Web page and app entries
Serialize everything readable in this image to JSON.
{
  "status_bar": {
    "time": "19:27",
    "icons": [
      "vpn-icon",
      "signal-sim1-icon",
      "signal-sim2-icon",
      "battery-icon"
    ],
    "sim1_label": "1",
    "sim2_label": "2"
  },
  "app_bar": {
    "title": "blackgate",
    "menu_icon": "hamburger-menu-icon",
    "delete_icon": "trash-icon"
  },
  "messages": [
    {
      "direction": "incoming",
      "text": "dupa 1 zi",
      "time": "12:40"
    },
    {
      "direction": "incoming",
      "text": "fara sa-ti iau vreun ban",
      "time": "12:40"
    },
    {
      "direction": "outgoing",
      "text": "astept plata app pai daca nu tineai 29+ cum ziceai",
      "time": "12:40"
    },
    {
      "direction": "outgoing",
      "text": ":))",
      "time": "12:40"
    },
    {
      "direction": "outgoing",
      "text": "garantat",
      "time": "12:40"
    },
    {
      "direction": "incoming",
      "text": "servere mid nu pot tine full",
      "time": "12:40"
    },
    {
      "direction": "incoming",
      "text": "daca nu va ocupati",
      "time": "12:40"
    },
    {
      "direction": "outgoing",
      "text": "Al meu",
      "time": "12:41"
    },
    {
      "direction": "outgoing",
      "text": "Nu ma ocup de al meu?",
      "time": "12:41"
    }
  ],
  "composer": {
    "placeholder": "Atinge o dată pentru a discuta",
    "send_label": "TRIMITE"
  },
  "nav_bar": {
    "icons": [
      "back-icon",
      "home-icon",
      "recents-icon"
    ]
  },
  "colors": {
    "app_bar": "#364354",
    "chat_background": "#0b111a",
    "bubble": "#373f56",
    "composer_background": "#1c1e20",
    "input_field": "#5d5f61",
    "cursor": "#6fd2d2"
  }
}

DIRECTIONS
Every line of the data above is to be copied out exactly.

RESULT OF THE EXERCISE
Serialize everything readable in this image to JSON.
{
  "status_bar": {
    "time": "19:27",
    "icons": [
      "vpn-icon",
      "signal-sim1-icon",
      "signal-sim2-icon",
      "battery-icon"
    ],
    "sim1_label": "1",
    "sim2_label": "2"
  },
  "app_bar": {
    "title": "blackgate",
    "menu_icon": "hamburger-menu-icon",
    "delete_icon": "trash-icon"
  },
  "messages": [
    {
      "direction": "incoming",
      "text": "dupa 1 zi",
      "time": "12:40"
    },
    {
      "direction": "incoming",
      "text": "fara sa-ti iau vreun ban",
      "time": "12:40"
    },
    {
      "direction": "outgoing",
      "text": "astept plata app pai daca nu tineai 29+ cum ziceai",
      "time": "12:40"
    },
    {
      "direction": "outgoing",
      "text": ":))",
      "time": "12:40"
    },
    {
      "direction": "outgoing",
      "text": "garantat",
      "time": "12:40"
    },
    {
      "direction": "incoming",
      "text": "servere mid nu pot tine full",
      "time": "12:40"
    },
    {
      "direction": "incoming",
      "text": "daca nu va ocupati",
      "time": "12:40"
    },
    {
      "direction": "outgoing",
      "text": "Al meu",
      "time": "12:41"
    },
    {
      "direction": "outgoing",
      "text": "Nu ma ocup de al meu?",
      "time": "12:41"
    }
  ],
  "composer": {
    "placeholder": "Atinge o dată pentru a discuta",
    "send_label": "TRIMITE"
  },
  "nav_bar": {
    "icons": [
      "back-icon",
      "home-icon",
      "recents-icon"
    ]
  },
  "colors": {
    "app_bar": "#364354",
    "chat_background": "#0b111a",
    "bubble": "#373f56",
    "composer_background": "#1c1e20",
    "input_field": "#5d5f61",
    "cursor": "#6fd2d2"
  }
}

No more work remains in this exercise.